● What to work on
Report only how many lines below include "language".

[Items from a dataset]
"""
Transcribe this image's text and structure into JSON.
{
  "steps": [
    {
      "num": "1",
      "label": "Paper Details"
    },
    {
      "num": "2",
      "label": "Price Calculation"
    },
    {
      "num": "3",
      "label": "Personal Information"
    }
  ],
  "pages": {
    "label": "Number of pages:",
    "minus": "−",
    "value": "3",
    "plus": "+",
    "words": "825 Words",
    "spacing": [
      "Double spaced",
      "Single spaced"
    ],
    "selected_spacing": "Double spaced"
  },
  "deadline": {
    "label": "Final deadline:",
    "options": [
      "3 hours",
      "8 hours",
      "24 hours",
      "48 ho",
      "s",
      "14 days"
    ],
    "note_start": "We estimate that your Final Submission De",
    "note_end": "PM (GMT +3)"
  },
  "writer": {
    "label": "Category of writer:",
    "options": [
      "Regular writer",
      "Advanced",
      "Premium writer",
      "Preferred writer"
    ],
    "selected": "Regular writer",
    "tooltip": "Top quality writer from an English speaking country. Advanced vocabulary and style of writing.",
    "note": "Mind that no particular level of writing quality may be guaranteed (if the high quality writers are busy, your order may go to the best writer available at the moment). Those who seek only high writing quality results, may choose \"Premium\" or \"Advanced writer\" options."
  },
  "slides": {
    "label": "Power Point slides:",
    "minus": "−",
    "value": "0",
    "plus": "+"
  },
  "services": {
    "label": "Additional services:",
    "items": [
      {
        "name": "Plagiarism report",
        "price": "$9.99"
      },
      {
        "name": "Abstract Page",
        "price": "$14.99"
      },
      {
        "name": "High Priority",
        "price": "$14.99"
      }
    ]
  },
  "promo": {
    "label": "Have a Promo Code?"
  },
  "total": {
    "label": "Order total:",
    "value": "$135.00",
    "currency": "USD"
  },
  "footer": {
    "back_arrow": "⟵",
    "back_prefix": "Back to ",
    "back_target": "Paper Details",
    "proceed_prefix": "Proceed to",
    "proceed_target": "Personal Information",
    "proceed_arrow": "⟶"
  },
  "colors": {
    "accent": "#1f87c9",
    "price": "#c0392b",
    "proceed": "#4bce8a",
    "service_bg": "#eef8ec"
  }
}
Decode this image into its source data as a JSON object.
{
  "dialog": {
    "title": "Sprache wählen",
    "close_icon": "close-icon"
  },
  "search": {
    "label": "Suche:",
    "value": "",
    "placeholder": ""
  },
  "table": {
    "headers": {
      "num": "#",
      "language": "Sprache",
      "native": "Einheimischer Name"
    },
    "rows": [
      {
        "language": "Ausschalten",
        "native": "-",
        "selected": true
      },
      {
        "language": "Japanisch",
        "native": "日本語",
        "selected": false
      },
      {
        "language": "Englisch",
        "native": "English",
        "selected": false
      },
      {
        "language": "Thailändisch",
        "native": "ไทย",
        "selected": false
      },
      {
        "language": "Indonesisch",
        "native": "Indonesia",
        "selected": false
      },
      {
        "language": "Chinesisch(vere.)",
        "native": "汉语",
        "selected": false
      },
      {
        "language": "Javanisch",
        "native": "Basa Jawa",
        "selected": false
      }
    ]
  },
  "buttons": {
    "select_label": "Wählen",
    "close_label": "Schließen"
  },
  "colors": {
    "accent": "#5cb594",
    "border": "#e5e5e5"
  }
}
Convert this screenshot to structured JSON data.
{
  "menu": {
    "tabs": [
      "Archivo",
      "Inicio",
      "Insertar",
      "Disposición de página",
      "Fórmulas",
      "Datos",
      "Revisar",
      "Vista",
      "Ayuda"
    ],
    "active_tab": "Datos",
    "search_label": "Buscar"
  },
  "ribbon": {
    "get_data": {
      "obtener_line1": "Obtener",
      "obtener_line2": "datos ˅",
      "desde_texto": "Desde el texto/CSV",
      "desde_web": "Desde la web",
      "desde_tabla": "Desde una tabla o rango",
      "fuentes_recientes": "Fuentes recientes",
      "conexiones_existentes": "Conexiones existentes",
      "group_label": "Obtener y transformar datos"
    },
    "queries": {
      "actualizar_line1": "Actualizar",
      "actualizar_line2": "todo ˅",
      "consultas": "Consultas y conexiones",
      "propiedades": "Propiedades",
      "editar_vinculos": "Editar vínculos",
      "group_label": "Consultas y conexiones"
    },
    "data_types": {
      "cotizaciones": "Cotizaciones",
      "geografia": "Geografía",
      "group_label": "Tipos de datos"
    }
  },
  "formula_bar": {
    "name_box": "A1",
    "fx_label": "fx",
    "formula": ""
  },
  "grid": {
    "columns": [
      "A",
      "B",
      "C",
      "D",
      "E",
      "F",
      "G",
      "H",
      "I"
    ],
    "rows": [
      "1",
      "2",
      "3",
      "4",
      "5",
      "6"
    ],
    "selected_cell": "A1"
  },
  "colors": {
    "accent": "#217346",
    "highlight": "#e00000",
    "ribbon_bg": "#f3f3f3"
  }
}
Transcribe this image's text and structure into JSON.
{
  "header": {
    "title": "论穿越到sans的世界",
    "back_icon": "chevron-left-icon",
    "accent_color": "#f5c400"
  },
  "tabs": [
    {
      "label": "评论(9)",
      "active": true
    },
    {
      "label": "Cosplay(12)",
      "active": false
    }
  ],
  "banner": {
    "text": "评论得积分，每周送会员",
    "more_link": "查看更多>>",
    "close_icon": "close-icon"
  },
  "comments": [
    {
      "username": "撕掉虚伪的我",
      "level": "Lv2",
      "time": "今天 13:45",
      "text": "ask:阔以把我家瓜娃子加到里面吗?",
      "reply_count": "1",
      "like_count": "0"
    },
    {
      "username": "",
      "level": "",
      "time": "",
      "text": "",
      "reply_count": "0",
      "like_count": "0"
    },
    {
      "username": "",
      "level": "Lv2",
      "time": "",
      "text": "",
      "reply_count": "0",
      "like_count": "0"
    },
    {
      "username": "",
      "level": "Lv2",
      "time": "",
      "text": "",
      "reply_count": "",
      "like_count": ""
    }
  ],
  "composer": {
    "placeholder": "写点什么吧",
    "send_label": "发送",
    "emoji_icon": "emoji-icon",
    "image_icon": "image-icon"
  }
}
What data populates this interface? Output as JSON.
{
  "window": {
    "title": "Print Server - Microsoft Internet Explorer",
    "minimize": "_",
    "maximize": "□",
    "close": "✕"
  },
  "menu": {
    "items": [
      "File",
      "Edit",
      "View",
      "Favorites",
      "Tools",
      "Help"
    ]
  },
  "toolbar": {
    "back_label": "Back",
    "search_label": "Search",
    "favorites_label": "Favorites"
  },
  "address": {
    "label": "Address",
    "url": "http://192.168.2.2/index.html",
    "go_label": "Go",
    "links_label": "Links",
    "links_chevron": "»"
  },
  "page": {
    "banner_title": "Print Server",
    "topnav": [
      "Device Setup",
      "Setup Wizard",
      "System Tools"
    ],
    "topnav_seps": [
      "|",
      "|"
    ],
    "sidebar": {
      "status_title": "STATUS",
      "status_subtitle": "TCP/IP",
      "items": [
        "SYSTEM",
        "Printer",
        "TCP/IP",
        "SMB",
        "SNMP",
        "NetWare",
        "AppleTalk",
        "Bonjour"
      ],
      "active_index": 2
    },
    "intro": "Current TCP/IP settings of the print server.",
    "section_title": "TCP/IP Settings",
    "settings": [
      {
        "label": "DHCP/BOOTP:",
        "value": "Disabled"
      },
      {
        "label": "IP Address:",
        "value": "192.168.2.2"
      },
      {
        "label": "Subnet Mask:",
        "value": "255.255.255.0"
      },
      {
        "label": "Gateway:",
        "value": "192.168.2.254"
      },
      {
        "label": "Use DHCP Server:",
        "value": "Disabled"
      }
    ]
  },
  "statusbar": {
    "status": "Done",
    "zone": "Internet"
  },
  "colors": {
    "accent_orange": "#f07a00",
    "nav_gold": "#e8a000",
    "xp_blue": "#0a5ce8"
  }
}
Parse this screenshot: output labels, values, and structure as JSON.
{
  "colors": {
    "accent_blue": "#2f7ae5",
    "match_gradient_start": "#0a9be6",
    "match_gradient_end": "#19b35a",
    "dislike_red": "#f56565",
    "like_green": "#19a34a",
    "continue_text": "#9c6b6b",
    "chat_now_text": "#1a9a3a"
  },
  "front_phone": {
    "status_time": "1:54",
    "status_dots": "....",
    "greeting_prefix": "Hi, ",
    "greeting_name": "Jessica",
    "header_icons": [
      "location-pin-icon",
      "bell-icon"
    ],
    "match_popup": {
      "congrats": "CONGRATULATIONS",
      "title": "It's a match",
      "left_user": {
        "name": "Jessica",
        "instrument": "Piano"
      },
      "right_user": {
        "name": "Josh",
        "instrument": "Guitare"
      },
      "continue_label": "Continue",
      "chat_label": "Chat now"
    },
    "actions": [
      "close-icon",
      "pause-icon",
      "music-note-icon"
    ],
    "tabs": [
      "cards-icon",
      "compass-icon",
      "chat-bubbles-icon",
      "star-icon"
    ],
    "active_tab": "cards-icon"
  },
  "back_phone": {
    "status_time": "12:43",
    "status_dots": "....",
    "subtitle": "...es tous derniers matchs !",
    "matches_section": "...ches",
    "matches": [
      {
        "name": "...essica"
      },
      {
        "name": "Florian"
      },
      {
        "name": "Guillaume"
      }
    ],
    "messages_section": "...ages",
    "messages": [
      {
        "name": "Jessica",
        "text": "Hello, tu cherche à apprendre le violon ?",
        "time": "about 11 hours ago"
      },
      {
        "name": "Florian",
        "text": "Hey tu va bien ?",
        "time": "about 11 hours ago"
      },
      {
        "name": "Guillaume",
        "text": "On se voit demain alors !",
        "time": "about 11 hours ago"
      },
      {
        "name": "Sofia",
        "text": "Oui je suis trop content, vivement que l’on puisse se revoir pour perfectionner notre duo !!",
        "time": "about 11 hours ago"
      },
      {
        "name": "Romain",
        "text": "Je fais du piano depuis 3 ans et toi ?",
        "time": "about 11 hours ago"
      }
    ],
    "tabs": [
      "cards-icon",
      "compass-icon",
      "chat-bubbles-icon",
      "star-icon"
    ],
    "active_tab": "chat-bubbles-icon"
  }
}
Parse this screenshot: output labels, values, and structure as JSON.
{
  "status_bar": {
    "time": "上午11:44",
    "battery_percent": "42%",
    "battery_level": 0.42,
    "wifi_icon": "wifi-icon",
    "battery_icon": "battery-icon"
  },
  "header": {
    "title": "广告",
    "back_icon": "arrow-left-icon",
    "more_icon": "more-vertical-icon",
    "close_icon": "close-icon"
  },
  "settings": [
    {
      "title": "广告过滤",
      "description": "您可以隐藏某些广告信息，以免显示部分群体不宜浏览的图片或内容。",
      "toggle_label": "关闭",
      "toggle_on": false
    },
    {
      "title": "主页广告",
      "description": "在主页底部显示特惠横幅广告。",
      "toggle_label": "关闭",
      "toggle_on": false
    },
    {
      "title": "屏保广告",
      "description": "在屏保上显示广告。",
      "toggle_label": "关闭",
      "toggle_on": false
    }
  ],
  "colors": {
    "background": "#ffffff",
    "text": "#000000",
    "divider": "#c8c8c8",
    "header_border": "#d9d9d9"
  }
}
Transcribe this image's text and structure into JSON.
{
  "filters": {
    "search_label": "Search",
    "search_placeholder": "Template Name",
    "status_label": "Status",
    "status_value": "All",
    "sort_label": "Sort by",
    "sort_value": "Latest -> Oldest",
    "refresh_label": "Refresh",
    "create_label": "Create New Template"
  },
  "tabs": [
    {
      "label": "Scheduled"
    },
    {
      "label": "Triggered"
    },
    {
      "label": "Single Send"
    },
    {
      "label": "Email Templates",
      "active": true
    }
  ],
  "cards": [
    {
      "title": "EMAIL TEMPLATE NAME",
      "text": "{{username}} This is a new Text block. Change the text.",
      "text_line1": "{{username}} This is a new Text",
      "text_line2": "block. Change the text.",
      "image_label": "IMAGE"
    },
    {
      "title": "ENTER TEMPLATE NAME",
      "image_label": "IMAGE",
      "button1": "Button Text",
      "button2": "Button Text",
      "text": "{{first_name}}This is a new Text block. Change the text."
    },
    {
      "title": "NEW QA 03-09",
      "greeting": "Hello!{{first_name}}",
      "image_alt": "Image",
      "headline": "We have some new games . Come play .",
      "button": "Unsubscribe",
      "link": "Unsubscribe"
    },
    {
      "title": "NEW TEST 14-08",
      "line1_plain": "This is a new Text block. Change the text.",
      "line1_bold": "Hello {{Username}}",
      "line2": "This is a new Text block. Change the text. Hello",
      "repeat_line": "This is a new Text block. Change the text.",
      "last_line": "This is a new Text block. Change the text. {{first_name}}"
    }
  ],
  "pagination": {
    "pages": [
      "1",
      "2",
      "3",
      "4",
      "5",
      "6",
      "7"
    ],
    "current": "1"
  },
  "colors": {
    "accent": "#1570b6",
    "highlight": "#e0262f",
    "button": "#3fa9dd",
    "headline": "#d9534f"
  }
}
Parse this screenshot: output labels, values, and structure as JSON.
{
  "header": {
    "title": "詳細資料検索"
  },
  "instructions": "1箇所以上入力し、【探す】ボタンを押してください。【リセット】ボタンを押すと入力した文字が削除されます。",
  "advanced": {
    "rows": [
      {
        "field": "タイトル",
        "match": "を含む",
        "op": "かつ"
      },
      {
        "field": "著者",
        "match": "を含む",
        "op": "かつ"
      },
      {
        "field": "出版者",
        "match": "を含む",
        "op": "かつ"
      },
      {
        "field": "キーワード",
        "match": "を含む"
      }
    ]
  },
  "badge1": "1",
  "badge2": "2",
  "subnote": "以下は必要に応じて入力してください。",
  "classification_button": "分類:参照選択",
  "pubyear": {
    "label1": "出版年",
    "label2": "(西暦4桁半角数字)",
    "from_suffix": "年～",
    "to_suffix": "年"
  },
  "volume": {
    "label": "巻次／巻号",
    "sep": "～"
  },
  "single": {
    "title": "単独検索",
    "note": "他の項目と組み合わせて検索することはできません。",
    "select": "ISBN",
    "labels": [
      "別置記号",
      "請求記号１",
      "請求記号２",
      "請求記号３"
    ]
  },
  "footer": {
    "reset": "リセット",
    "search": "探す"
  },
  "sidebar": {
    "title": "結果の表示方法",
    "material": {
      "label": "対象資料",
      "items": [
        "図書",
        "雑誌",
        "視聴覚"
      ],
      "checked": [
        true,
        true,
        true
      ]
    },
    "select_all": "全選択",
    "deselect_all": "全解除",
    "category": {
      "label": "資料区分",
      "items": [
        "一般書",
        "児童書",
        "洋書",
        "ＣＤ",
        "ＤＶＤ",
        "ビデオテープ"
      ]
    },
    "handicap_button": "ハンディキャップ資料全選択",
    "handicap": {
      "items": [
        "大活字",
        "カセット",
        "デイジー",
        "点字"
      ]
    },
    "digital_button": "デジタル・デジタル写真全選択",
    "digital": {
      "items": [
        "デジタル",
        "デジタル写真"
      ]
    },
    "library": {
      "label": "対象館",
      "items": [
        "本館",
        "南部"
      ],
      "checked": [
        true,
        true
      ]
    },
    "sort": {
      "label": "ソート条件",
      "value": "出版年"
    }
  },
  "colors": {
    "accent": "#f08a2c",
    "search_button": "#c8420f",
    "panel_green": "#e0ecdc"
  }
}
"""
● Output for this task
8